As a key part of the Green Deal published in May 2020, the European Commission introduced the Farm to Fork strategy which looks at accelerating the transition towards a fair, sustainable and healthy food system. The strategy includes targets for a European food system with a reduced footprint until 2030, addressing the challenges of climate change and biodiversity loss.
On Monday, EU farm ministers approved the provisional deal reached with the European Parliament on the new CAP reform. The following assessment looks at the six fundamental issues identified by IEEP as essential for keeping the green ambition of the future CAP alive.
In creating a sustainable and healthy food system, reducing the pressure on the environment is key. As a non-chemical and targeted input, biocontrol can offer a systemic and balanced solution for sustainable agriculture. This new report explores the benefits of biocontrol and the role it could play in the implementation of the European Green Deal.
The March super trilogue is a decisive moment for the future of the EU’s farming policy. IEEP's agriculture researchers have put forward recommendations for ensuring that the next CAP policy is fit to support an ambitious implementation of the European Green Deal.
A new set of three papers from IEEP explores the rational and policy aspects of rural land use transformation in the EU.
This policy brief examines the way that soil is incorporated into the EU climate policy architecture and gives recommendations for enhancing its position in that architecture.
A preliminary assessment by IEEP shows that EU Agriculture Ministers and the European Parliament have failed to address six essential areas for keeping the green ambition of the next Common Agricultural Policy (CAP) alive.

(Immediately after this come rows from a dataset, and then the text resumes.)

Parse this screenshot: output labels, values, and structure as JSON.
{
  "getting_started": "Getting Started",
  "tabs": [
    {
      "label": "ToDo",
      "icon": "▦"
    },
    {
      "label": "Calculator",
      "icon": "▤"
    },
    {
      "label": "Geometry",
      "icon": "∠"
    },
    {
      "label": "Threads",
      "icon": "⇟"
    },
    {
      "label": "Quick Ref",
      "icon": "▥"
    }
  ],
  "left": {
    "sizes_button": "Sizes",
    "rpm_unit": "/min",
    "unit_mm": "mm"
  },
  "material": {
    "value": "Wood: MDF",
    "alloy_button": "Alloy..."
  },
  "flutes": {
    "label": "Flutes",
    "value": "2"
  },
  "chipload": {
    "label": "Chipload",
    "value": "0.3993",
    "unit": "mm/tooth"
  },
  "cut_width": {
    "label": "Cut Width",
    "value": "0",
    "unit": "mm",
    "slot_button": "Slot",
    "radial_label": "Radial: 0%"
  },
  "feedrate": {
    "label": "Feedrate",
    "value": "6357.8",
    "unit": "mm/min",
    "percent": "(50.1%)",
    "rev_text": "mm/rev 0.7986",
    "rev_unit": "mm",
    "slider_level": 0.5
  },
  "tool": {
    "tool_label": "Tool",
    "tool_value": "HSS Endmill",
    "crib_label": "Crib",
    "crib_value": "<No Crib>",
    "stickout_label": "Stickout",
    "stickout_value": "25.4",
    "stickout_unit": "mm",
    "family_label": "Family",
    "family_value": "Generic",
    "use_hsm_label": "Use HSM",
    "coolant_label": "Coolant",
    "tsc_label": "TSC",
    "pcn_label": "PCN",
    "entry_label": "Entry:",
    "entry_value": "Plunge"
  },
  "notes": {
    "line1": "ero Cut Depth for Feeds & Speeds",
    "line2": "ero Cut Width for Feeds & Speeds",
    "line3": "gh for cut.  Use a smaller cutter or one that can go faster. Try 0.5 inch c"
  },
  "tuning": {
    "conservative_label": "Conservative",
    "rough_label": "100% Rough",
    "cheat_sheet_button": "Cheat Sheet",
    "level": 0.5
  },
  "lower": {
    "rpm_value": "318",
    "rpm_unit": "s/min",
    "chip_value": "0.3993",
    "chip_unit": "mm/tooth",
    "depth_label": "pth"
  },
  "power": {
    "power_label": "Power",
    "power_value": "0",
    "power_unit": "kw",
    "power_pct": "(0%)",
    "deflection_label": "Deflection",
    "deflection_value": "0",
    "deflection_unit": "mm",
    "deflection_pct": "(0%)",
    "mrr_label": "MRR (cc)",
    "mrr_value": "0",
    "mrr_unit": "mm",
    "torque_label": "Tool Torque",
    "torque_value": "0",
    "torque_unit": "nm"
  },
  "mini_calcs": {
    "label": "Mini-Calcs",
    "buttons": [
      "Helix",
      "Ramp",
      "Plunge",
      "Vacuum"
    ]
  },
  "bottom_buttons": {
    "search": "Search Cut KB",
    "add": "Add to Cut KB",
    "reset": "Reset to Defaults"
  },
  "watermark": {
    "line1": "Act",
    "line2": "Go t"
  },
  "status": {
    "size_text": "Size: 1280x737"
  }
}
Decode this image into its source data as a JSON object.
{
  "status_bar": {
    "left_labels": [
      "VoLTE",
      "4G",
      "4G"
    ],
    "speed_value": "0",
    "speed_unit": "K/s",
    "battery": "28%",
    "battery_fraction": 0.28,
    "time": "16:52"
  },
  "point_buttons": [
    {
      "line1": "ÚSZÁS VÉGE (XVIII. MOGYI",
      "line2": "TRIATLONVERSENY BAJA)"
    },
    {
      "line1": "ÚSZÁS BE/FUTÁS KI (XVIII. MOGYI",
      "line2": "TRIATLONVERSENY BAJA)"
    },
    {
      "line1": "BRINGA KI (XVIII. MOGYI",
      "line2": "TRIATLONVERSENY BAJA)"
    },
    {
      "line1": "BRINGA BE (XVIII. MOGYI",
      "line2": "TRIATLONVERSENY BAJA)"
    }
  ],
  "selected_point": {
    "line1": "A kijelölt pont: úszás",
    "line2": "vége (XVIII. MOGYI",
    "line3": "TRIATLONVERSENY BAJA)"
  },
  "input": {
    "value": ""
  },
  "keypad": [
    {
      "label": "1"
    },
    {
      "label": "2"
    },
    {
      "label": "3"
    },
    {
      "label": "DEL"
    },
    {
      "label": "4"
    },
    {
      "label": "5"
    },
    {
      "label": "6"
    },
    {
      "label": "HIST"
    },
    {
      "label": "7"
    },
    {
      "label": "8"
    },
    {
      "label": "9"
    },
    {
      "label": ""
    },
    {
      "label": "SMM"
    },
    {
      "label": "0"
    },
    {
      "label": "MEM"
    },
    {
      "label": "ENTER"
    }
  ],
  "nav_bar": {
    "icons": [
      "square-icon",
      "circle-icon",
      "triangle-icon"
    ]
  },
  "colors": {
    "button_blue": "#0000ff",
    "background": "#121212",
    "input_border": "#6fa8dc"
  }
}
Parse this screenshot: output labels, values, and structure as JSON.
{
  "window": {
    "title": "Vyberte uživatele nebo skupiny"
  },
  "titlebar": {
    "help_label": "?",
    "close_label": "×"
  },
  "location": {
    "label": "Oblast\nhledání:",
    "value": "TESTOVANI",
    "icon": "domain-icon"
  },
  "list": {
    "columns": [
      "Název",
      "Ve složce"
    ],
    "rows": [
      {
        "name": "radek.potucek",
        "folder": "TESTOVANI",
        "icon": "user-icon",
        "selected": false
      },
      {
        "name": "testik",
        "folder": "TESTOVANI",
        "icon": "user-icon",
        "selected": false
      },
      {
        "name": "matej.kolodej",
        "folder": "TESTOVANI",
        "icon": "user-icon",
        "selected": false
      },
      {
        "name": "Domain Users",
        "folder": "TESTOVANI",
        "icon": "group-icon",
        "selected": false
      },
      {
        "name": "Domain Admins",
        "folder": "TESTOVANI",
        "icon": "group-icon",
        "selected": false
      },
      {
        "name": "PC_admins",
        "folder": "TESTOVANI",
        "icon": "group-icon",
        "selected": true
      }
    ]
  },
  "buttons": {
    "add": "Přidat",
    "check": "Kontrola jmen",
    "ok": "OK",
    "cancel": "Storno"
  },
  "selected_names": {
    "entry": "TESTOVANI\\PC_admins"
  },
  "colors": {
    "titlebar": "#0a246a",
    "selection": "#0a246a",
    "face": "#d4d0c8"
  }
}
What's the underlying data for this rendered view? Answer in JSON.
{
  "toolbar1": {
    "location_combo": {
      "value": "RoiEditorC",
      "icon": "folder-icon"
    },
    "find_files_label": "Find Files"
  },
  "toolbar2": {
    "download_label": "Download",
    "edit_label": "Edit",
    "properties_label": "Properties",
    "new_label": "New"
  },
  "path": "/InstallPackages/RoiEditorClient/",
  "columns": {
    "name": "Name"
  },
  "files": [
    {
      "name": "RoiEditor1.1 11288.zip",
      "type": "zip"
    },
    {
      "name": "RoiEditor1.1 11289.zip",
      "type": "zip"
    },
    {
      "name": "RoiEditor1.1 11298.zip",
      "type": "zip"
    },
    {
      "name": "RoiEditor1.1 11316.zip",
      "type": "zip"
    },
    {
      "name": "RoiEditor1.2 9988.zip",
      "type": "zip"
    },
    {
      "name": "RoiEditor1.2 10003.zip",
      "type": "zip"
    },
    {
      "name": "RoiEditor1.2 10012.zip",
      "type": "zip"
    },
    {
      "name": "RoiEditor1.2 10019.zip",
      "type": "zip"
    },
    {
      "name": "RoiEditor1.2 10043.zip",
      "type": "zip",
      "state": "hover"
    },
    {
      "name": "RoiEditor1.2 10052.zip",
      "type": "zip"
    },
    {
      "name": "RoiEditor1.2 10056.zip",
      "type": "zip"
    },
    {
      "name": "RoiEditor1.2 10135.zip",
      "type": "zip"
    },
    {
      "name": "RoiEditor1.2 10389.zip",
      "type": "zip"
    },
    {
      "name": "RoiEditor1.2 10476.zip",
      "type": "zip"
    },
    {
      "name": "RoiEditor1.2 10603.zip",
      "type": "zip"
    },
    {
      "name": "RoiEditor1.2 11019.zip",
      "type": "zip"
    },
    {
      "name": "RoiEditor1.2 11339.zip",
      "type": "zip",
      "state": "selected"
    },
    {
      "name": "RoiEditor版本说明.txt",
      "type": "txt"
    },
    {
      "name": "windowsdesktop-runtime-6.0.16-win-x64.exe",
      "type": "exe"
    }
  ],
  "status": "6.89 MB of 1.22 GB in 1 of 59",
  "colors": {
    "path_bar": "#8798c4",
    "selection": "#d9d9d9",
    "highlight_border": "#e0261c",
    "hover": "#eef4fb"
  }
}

This briefing paper provides an overview of the current technical and scientific knowledge and additional research needs for the achievement of pesticides and fertiliser reduction objectives under the Green Deal.

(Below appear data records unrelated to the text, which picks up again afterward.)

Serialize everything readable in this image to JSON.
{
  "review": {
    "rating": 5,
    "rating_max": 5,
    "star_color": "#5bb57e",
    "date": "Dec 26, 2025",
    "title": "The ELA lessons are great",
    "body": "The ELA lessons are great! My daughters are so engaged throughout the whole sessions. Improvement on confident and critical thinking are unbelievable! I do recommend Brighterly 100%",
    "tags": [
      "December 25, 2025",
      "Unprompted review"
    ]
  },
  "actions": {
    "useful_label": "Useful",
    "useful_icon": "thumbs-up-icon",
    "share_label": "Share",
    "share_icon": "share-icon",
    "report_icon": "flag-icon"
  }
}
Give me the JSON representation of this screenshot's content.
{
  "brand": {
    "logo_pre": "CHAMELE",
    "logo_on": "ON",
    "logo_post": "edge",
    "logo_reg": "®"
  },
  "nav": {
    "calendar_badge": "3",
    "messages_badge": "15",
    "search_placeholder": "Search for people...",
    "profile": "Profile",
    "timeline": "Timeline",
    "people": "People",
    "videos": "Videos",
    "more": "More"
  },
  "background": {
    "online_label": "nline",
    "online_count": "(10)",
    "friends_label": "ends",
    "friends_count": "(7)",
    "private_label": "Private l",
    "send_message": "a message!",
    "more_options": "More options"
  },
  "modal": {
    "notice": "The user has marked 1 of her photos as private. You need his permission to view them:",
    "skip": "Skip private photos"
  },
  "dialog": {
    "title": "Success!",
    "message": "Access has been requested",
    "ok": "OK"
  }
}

The environmental and climate ambition of the future CAP is increasingly under threat as the European Parliament and AGRIFISH Council finalise their positions on the legal texts.
This paper examines the role that the post-2020 Common Agricultural Policy can play in the transformation towards more sustainable and resilient agri-food systems in the EU
The European Commission's Directorate-General for Agriculture and Rural Development. commissioned IEEP (through the Alliance Environment consortium) to undertake a formal evaluation of the CAP’s impact on habitats, landscapes and biodiversity.
The CAP is one of the instruments with the highest potential in influencing farming practices and their climate delivery – but is the EU keeping good and accurate track of climate delivery within it?
New report ‘Using Eco-schemes in the new CAP’ provides guidance and inspiration for EU and national policymakers and managing authorities on how eco-schemes could be designed and implemented to drive the transition towards more sustainable farming systems in Europe.
This year's World Soil Day highlights again the urgency for European and global policymakers to act on soil erosion as a key environmental and sustainability challenge.
This briefing paper seeks to inform EU, national and regional policymakers about how the latest Common Agricultural Policy (CAP) reform could deliver much-needed improvements in environmental and climate action.
IEEP has conducted an analysis of the proposals made by both committees in terms of their environment and climate performance. The main findings are outlined below.
Today we celebrate the International Day for Biological Diversity aiming at increasing understanding of the diversity of life on the planet and awareness of its importance for human development. IEEP takes the opportunity to share some key positive lessons from recent EU biodiversity action and identify key remaining challenges towards 2030.
The status quo is no longer an option. The CAP must deliver greater ambition for the environment and climate or we risk undermining the long-term viability of our agricultural and forest systems.